Well, Thich Quang Duc was in Vietnam, so I don't know. There was the anti-war protestor who self immolated in Chicago last year (Malachi Rischter), but then you start confusing "speech which causes harm to the speaker" with "attempted suicide", which is no longer considered a crime by any state (you also bring in something about how he's endangering his audience by lighting himself on fire on the Kennedy Expressway, but that just serves to further confuse the issue.)

What I'm saying, so far, is that the legal precedents seem to indicate that pornography would constitute a speech which causes harm.

It doesn't seem to me that the speech is what's causing harm.

Feel free to proffer any ideas which come to you.

The problem being that I don't think I think pornography should be illegal.

Anonymous said...

im not sure hpv and porn (seems like an if/then argument) belong in the same argument but i can see your point.

hpv can be spread via oral sex.
wearing a condom doesnt mean you wont pass it on. it passes with direct skin contact not body fluids.

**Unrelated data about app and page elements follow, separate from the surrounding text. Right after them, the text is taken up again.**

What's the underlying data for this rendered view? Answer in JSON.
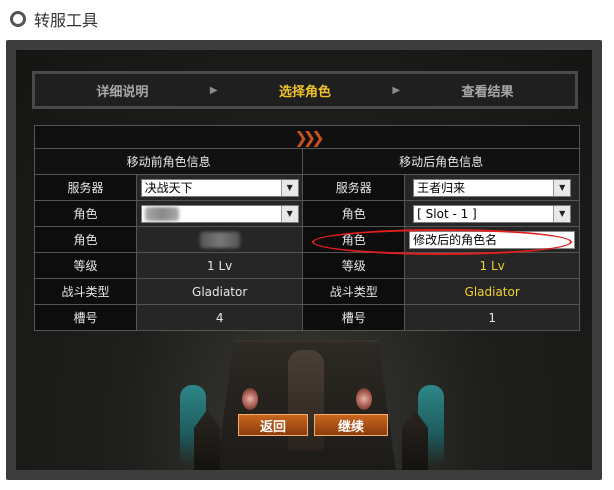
{
  "header": {
    "title": "转服工具"
  },
  "steps": [
    {
      "label": "详细说明",
      "active": false
    },
    {
      "label": "选择角色",
      "active": true
    },
    {
      "label": "查看结果",
      "active": false
    }
  ],
  "table": {
    "before_header": "移动前角色信息",
    "after_header": "移动后角色信息",
    "rows": {
      "server": {
        "label": "服务器",
        "before": "决战天下",
        "after": "王者归来"
      },
      "character_select": {
        "label": "角色",
        "before": "",
        "after": "[ Slot - 1 ]"
      },
      "character_name": {
        "label": "角色",
        "before": "",
        "after": "修改后的角色名"
      },
      "level": {
        "label": "等级",
        "before": "1 Lv",
        "after": "1 Lv"
      },
      "class": {
        "label": "战斗类型",
        "before": "Gladiator",
        "after": "Gladiator"
      },
      "slot": {
        "label": "槽号",
        "before": "4",
        "after": "1"
      }
    }
  },
  "buttons": {
    "back": "返回",
    "continue": "继续"
  },
  "colors": {
    "active_step": "#f0c22a",
    "header_red": "#e24a2a",
    "highlight_yellow": "#f4d22a",
    "button_orange": "#c9651d",
    "annotation_red": "#e21f1f"
  }
}
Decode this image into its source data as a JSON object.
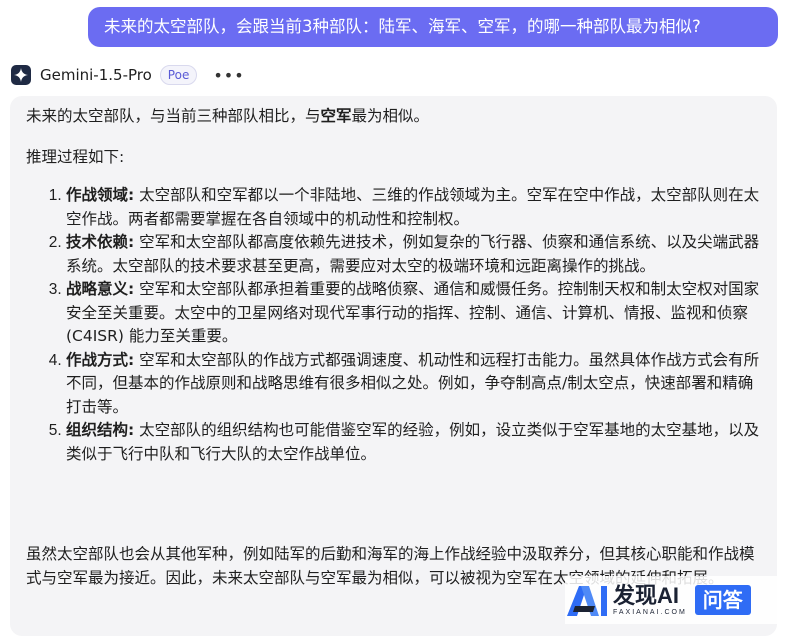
{
  "user_message": "未来的太空部队，会跟当前3种部队：陆军、海军、空军，的哪一种部队最为相似?",
  "bot": {
    "name": "Gemini-1.5-Pro",
    "badge": "Poe",
    "more_label": "•••",
    "avatar_icon": "sparkle-icon"
  },
  "answer": {
    "intro_before": "未来的太空部队，与当前三种部队相比，与",
    "intro_bold": "空军",
    "intro_after": "最为相似。",
    "reasoning_label": "推理过程如下:",
    "items": [
      {
        "title": "作战领域:",
        "text": " 太空部队和空军都以一个非陆地、三维的作战领域为主。空军在空中作战，太空部队则在太空作战。两者都需要掌握在各自领域中的机动性和控制权。"
      },
      {
        "title": "技术依赖:",
        "text": " 空军和太空部队都高度依赖先进技术，例如复杂的飞行器、侦察和通信系统、以及尖端武器系统。太空部队的技术要求甚至更高，需要应对太空的极端环境和远距离操作的挑战。"
      },
      {
        "title": "战略意义:",
        "text": " 空军和太空部队都承担着重要的战略侦察、通信和威慑任务。控制制天权和制太空权对国家安全至关重要。太空中的卫星网络对现代军事行动的指挥、控制、通信、计算机、情报、监视和侦察 (C4ISR) 能力至关重要。"
      },
      {
        "title": "作战方式:",
        "text": " 空军和太空部队的作战方式都强调速度、机动性和远程打击能力。虽然具体作战方式会有所不同，但基本的作战原则和战略思维有很多相似之处。例如，争夺制高点/制太空点，快速部署和精确打击等。"
      },
      {
        "title": "组织结构:",
        "text": " 太空部队的组织结构也可能借鉴空军的经验，例如，设立类似于空军基地的太空基地，以及类似于飞行中队和飞行大队的太空作战单位。"
      }
    ],
    "conclusion": "虽然太空部队也会从其他军种，例如陆军的后勤和海军的海上作战经验中汲取养分，但其核心职能和作战模式与空军最为接近。因此，未来太空部队与空军最为相似，可以被视为空军在太空领域的延伸和拓展。"
  },
  "watermark": {
    "brand": "发现AI",
    "url": "FAXIANAI.COM",
    "tag": "问答",
    "logo_icon": "ai-logo-icon"
  },
  "colors": {
    "user_bubble": "#6b6cf2",
    "bot_bubble": "#f4f4f6",
    "badge_text": "#5a5bd6",
    "watermark_tag": "#2f6cf5"
  }
}
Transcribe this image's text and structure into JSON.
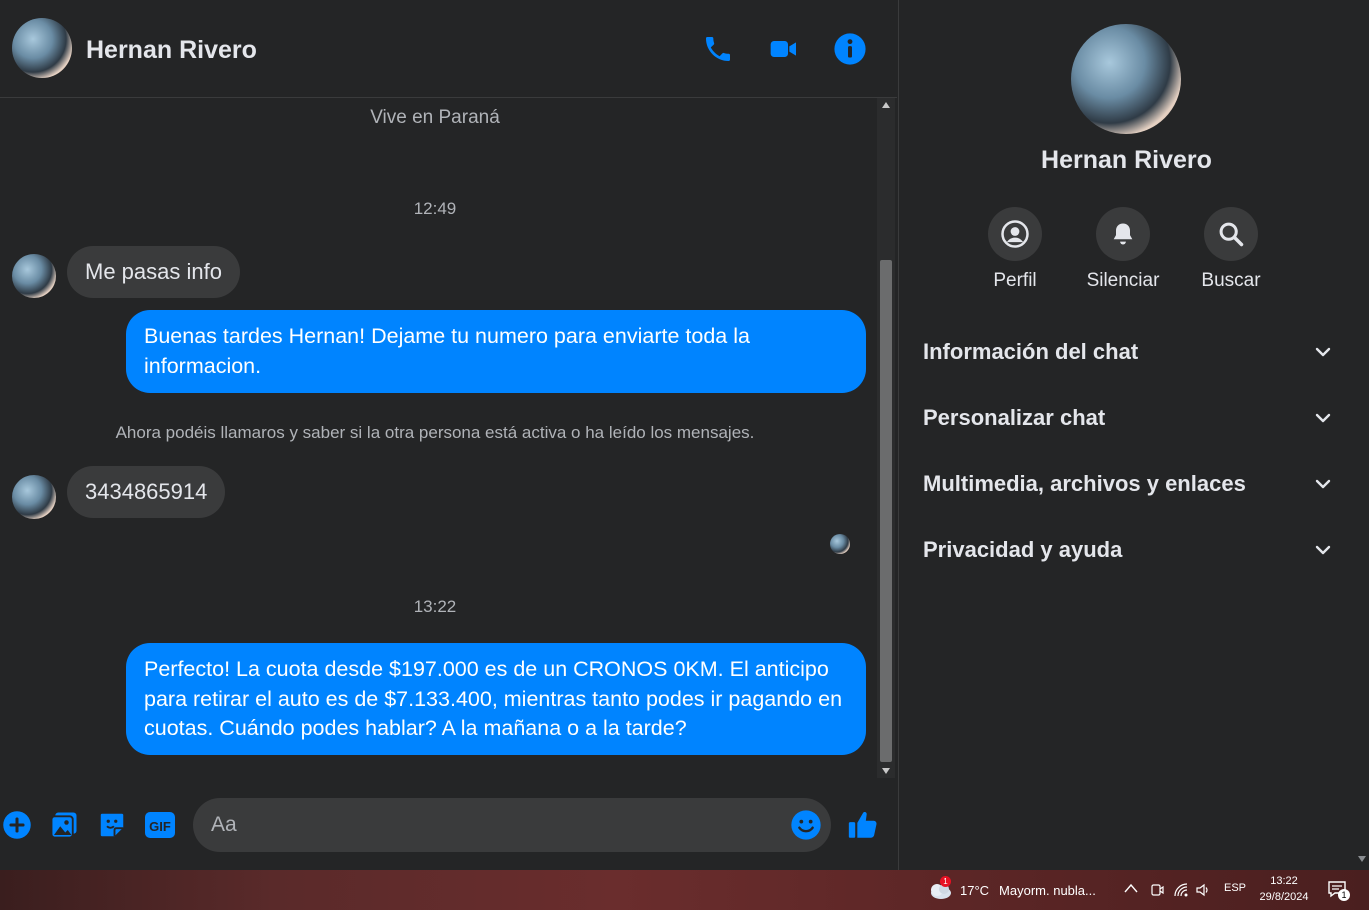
{
  "header": {
    "name": "Hernan Rivero",
    "icons": [
      "phone-icon",
      "video-camera-icon",
      "info-icon"
    ]
  },
  "messages": {
    "location": "Vive en Paraná",
    "time_1": "12:49",
    "incoming_1": "Me pasas info",
    "outgoing_1": "Buenas tardes Hernan! Dejame tu numero para enviarte toda la informacion.",
    "notice": "Ahora podéis llamaros y saber si la otra persona está activa o ha leído los mensajes.",
    "incoming_2": "3434865914",
    "time_2": "13:22",
    "outgoing_2": "Perfecto! La cuota desde $197.000 es de un CRONOS 0KM. El anticipo para retirar el auto es de $7.133.400, mientras tanto podes ir pagando en cuotas. Cuándo podes hablar? A la mañana o a la tarde?"
  },
  "composer": {
    "placeholder": "Aa",
    "icons": [
      "plus-icon",
      "image-icon",
      "sticker-icon",
      "gif-icon",
      "emoji-icon",
      "thumbs-up-icon"
    ],
    "gif_label": "GIF"
  },
  "side_panel": {
    "name": "Hernan Rivero",
    "actions": [
      {
        "label": "Perfil",
        "icon": "profile-icon"
      },
      {
        "label": "Silenciar",
        "icon": "bell-icon"
      },
      {
        "label": "Buscar",
        "icon": "search-icon"
      }
    ],
    "sections": [
      {
        "label": "Información del chat"
      },
      {
        "label": "Personalizar chat"
      },
      {
        "label": "Multimedia, archivos y enlaces"
      },
      {
        "label": "Privacidad y ayuda"
      }
    ]
  },
  "taskbar": {
    "weather_temp": "17°C",
    "weather_desc": "Mayorm. nubla...",
    "weather_badge": "1",
    "language": "ESP",
    "time": "13:22",
    "date": "29/8/2024",
    "notification_count": "1"
  },
  "colors": {
    "accent": "#0084ff",
    "background": "#242526",
    "bubble_incoming": "#3a3b3c"
  }
}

the real fun part? you can have it for years and test negative for it and then all of a sudden wham! it shows up in a pap smear and can disappear too. sometimes your body can make antibodies to it just like it does with a flu virus depends what type you get. there's like 100 different types 4 of which are cancer causing in the cervix. it makes it tricky as to finding out who gave it to you after multiple partners.

get the vaccine before you have appointments every few months to see how far along the cancer cells are.

Anonymous said...

it's interesting that we have state laws that prohibit smoking in public places to defend the people who work in those places from carcinogens. And yet, as sir halbert has outlined, that same ideology does not carry through to protection of porn stars from hpv, another potential carcinogen.

Of course, none of this really matter since porn will never go away. there's too much money in it and if we know anything about politicians, they love that money.

-- brandon

Andy said...

Yeah, I'm not sure that the speech part of pornography can actually be connected to transmission of HPV. One doesn't (normally) contract HPV by watching a video.

I'm not very familiar with any of the legal pieces here, but I personally don't see harm to (willing) participants of a free speech proceeding to be caused by the speech. If a person damages their vocal cords while yelling at the top of their lungs in order to incite a riot, the riot is the harm, not the damage to the vocal cords, correct?

This is not to say that transmission of HPV during pornography production isn't harmful to those involved of course.